> _Aim of the exercise_
In full and without edits, write out the data that follows.

> _Dataset entries_
- Opening Delimiter -

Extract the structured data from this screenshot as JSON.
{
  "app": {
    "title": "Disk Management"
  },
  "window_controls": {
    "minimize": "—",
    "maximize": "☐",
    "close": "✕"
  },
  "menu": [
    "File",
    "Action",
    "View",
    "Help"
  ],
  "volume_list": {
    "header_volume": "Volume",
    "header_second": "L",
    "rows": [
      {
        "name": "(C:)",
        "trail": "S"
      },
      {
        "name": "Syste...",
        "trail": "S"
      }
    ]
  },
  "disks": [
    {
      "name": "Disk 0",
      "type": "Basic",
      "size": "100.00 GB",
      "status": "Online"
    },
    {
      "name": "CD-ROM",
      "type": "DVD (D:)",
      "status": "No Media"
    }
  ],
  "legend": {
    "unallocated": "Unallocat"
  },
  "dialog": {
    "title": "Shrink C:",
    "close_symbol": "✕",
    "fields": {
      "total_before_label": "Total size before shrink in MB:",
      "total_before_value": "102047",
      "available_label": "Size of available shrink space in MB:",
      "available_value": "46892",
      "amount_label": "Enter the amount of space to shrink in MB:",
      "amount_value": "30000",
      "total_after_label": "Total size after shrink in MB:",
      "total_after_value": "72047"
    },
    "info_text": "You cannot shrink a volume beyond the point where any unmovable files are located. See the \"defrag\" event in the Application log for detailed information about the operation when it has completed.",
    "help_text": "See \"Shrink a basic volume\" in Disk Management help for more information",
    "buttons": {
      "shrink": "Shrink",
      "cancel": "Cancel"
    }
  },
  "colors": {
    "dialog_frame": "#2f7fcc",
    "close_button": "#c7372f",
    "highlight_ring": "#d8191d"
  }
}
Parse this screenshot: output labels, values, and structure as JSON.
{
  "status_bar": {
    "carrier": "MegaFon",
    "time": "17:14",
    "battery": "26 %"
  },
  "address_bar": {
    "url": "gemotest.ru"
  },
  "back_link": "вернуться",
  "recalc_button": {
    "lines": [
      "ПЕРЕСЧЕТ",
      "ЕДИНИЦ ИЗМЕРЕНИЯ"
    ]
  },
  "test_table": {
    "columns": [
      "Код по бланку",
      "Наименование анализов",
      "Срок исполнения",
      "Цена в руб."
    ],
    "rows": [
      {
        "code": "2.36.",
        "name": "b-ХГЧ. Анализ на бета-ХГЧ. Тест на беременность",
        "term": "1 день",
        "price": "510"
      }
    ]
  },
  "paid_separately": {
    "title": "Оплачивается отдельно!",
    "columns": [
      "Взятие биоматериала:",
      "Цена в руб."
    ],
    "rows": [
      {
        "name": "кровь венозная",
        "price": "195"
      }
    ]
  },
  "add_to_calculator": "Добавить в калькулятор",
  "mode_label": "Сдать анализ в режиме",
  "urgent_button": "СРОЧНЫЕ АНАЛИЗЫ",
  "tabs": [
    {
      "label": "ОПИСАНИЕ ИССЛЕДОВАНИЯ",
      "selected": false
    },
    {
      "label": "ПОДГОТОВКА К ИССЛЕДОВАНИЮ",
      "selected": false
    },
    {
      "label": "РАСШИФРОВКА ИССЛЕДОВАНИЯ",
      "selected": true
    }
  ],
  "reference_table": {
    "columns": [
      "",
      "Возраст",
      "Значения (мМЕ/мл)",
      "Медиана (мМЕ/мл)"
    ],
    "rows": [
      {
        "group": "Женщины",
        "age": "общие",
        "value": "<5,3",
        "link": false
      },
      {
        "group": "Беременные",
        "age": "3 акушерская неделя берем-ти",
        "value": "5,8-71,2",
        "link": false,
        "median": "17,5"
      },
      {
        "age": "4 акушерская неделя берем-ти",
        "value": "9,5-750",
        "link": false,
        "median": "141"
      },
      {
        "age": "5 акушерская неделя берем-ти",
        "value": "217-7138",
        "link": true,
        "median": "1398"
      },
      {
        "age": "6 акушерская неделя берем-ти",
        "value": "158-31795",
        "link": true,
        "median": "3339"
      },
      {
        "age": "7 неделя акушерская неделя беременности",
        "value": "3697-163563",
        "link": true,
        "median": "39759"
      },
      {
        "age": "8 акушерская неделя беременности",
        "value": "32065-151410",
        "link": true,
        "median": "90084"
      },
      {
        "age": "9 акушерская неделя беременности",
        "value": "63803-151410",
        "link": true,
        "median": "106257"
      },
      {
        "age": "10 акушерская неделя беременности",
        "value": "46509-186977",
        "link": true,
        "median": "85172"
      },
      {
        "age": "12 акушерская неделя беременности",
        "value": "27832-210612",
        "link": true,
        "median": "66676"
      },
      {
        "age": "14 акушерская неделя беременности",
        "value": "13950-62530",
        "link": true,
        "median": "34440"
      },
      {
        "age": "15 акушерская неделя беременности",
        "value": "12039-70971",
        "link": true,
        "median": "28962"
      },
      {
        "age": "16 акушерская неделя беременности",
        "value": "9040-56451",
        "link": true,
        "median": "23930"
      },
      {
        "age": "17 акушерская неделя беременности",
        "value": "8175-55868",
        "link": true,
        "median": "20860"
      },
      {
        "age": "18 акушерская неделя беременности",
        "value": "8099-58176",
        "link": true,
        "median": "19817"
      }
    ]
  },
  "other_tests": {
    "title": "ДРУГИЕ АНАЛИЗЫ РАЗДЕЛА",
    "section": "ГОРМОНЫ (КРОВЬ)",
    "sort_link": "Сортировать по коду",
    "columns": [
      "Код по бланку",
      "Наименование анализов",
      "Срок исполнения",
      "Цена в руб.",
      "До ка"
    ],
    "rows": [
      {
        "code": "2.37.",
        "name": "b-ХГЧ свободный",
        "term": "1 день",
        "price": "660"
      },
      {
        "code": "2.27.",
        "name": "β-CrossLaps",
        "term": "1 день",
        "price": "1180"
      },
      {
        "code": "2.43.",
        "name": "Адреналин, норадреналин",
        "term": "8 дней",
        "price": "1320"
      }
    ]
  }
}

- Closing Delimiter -

> _Response for this exercise_
Extract the structured data from this screenshot as JSON.
{
  "app": {
    "title": "Disk Management"
  },
  "window_controls": {
    "minimize": "—",
    "maximize": "☐",
    "close": "✕"
  },
  "menu": [
    "File",
    "Action",
    "View",
    "Help"
  ],
  "volume_list": {
    "header_volume": "Volume",
    "header_second": "L",
    "rows": [
      {
        "name": "(C:)",
        "trail": "S"
      },
      {
        "name": "Syste...",
        "trail": "S"
      }
    ]
  },
  "disks": [
    {
      "name": "Disk 0",
      "type": "Basic",
      "size": "100.00 GB",
      "status": "Online"
    },
    {
      "name": "CD-ROM",
      "type": "DVD (D:)",
      "status": "No Media"
    }
  ],
  "legend": {
    "unallocated": "Unallocat"
  },
  "dialog": {
    "title": "Shrink C:",
    "close_symbol": "✕",
    "fields": {
      "total_before_label": "Total size before shrink in MB:",
      "total_before_value": "102047",
      "available_label": "Size of available shrink space in MB:",
      "available_value": "46892",
      "amount_label": "Enter the amount of space to shrink in MB:",
      "amount_value": "30000",
      "total_after_label": "Total size after shrink in MB:",
      "total_after_value": "72047"
    },
    "info_text": "You cannot shrink a volume beyond the point where any unmovable files are located. See the \"defrag\" event in the Application log for detailed information about the operation when it has completed.",
    "help_text": "See \"Shrink a basic volume\" in Disk Management help for more information",
    "buttons": {
      "shrink": "Shrink",
      "cancel": "Cancel"
    }
  },
  "colors": {
    "dialog_frame": "#2f7fcc",
    "close_button": "#c7372f",
    "highlight_ring": "#d8191d"
  }
}
Parse this screenshot: output labels, values, and structure as JSON.
{
  "status_bar": {
    "carrier": "MegaFon",
    "time": "17:14",
    "battery": "26 %"
  },
  "address_bar": {
    "url": "gemotest.ru"
  },
  "back_link": "вернуться",
  "recalc_button": {
    "lines": [
      "ПЕРЕСЧЕТ",
      "ЕДИНИЦ ИЗМЕРЕНИЯ"
    ]
  },
  "test_table": {
    "columns": [
      "Код по бланку",
      "Наименование анализов",
      "Срок исполнения",
      "Цена в руб."
    ],
    "rows": [
      {
        "code": "2.36.",
        "name": "b-ХГЧ. Анализ на бета-ХГЧ. Тест на беременность",
        "term": "1 день",
        "price": "510"
      }
    ]
  },
  "paid_separately": {
    "title": "Оплачивается отдельно!",
    "columns": [
      "Взятие биоматериала:",
      "Цена в руб."
    ],
    "rows": [
      {
        "name": "кровь венозная",
        "price": "195"
      }
    ]
  },
  "add_to_calculator": "Добавить в калькулятор",
  "mode_label": "Сдать анализ в режиме",
  "urgent_button": "СРОЧНЫЕ АНАЛИЗЫ",
  "tabs": [
    {
      "label": "ОПИСАНИЕ ИССЛЕДОВАНИЯ",
      "selected": false
    },
    {
      "label": "ПОДГОТОВКА К ИССЛЕДОВАНИЮ",
      "selected": false
    },
    {
      "label": "РАСШИФРОВКА ИССЛЕДОВАНИЯ",
      "selected": true
    }
  ],
  "reference_table": {
    "columns": [
      "",
      "Возраст",
      "Значения (мМЕ/мл)",
      "Медиана (мМЕ/мл)"
    ],
    "rows": [
      {
        "group": "Женщины",
        "age": "общие",
        "value": "<5,3",
        "link": false
      },
      {
        "group": "Беременные",
        "age": "3 акушерская неделя берем-ти",
        "value": "5,8-71,2",
        "link": false,
        "median": "17,5"
      },
      {
        "age": "4 акушерская неделя берем-ти",
        "value": "9,5-750",
        "link": false,
        "median": "141"
      },
      {
        "age": "5 акушерская неделя берем-ти",
        "value": "217-7138",
        "link": true,
        "median": "1398"
      },
      {
        "age": "6 акушерская неделя берем-ти",
        "value": "158-31795",
        "link": true,
        "median": "3339"
      },
      {
        "age": "7 неделя акушерская неделя беременности",
        "value": "3697-163563",
        "link": true,
        "median": "39759"
      },
      {
        "age": "8 акушерская неделя беременности",
        "value": "32065-151410",
        "link": true,
        "median": "90084"
      },
      {
        "age": "9 акушерская неделя беременности",
        "value": "63803-151410",
        "link": true,
        "median": "106257"
      },
      {
        "age": "10 акушерская неделя беременности",
        "value": "46509-186977",
        "link": true,
        "median": "85172"
      },
      {
        "age": "12 акушерская неделя беременности",
        "value": "27832-210612",
        "link": true,
        "median": "66676"
      },
      {
        "age": "14 акушерская неделя беременности",
        "value": "13950-62530",
        "link": true,
        "median": "34440"
      },
      {
        "age": "15 акушерская неделя беременности",
        "value": "12039-70971",
        "link": true,
        "median": "28962"
      },
      {
        "age": "16 акушерская неделя беременности",
        "value": "9040-56451",
        "link": true,
        "median": "23930"
      },
      {
        "age": "17 акушерская неделя беременности",
        "value": "8175-55868",
        "link": true,
        "median": "20860"
      },
      {
        "age": "18 акушерская неделя беременности",
        "value": "8099-58176",
        "link": true,
        "median": "19817"
      }
    ]
  },
  "other_tests": {
    "title": "ДРУГИЕ АНАЛИЗЫ РАЗДЕЛА",
    "section": "ГОРМОНЫ (КРОВЬ)",
    "sort_link": "Сортировать по коду",
    "columns": [
      "Код по бланку",
      "Наименование анализов",
      "Срок исполнения",
      "Цена в руб.",
      "До ка"
    ],
    "rows": [
      {
        "code": "2.37.",
        "name": "b-ХГЧ свободный",
        "term": "1 день",
        "price": "660"
      },
      {
        "code": "2.27.",
        "name": "β-CrossLaps",
        "term": "1 день",
        "price": "1180"
      },
      {
        "code": "2.43.",
        "name": "Адреналин, норадреналин",
        "term": "8 дней",
        "price": "1320"
      }
    ]
  }
}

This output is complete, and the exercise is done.